-- Opening Marker --

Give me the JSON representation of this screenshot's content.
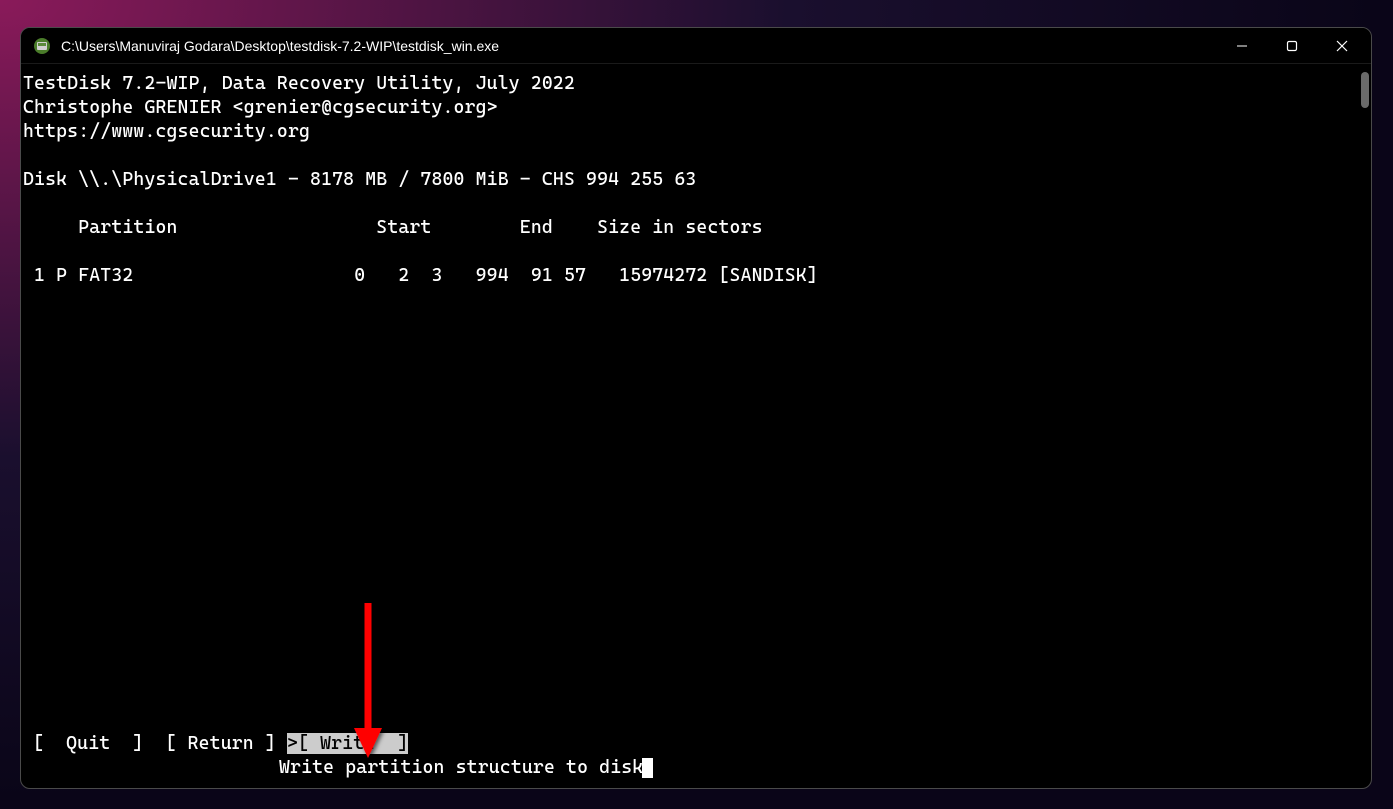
{
  "titlebar": {
    "title": "C:\\Users\\Manuviraj Godara\\Desktop\\testdisk-7.2-WIP\\testdisk_win.exe"
  },
  "header": {
    "line1": "TestDisk 7.2-WIP, Data Recovery Utility, July 2022",
    "line2": "Christophe GRENIER <grenier@cgsecurity.org>",
    "line3": "https://www.cgsecurity.org"
  },
  "disk": {
    "info": "Disk \\\\.\\PhysicalDrive1 - 8178 MB / 7800 MiB - CHS 994 255 63"
  },
  "table": {
    "header": "     Partition                  Start        End    Size in sectors",
    "row1": " 1 P FAT32                    0   2  3   994  91 57   15974272 [SANDISK]"
  },
  "menu": {
    "quit": "[  Quit  ]",
    "return": "[ Return ]",
    "write_prefix": ">",
    "write": "[ Write  ]"
  },
  "hint": "Write partition structure to disk"
}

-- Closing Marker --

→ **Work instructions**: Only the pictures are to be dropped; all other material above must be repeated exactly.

→ **Answer space**:
Give me the JSON representation of this screenshot's content.
{
  "titlebar": {
    "title": "C:\\Users\\Manuviraj Godara\\Desktop\\testdisk-7.2-WIP\\testdisk_win.exe"
  },
  "header": {
    "line1": "TestDisk 7.2-WIP, Data Recovery Utility, July 2022",
    "line2": "Christophe GRENIER <grenier@cgsecurity.org>",
    "line3": "https://www.cgsecurity.org"
  },
  "disk": {
    "info": "Disk \\\\.\\PhysicalDrive1 - 8178 MB / 7800 MiB - CHS 994 255 63"
  },
  "table": {
    "header": "     Partition                  Start        End    Size in sectors",
    "row1": " 1 P FAT32                    0   2  3   994  91 57   15974272 [SANDISK]"
  },
  "menu": {
    "quit": "[  Quit  ]",
    "return": "[ Return ]",
    "write_prefix": ">",
    "write": "[ Write  ]"
  },
  "hint": "Write partition structure to disk"
}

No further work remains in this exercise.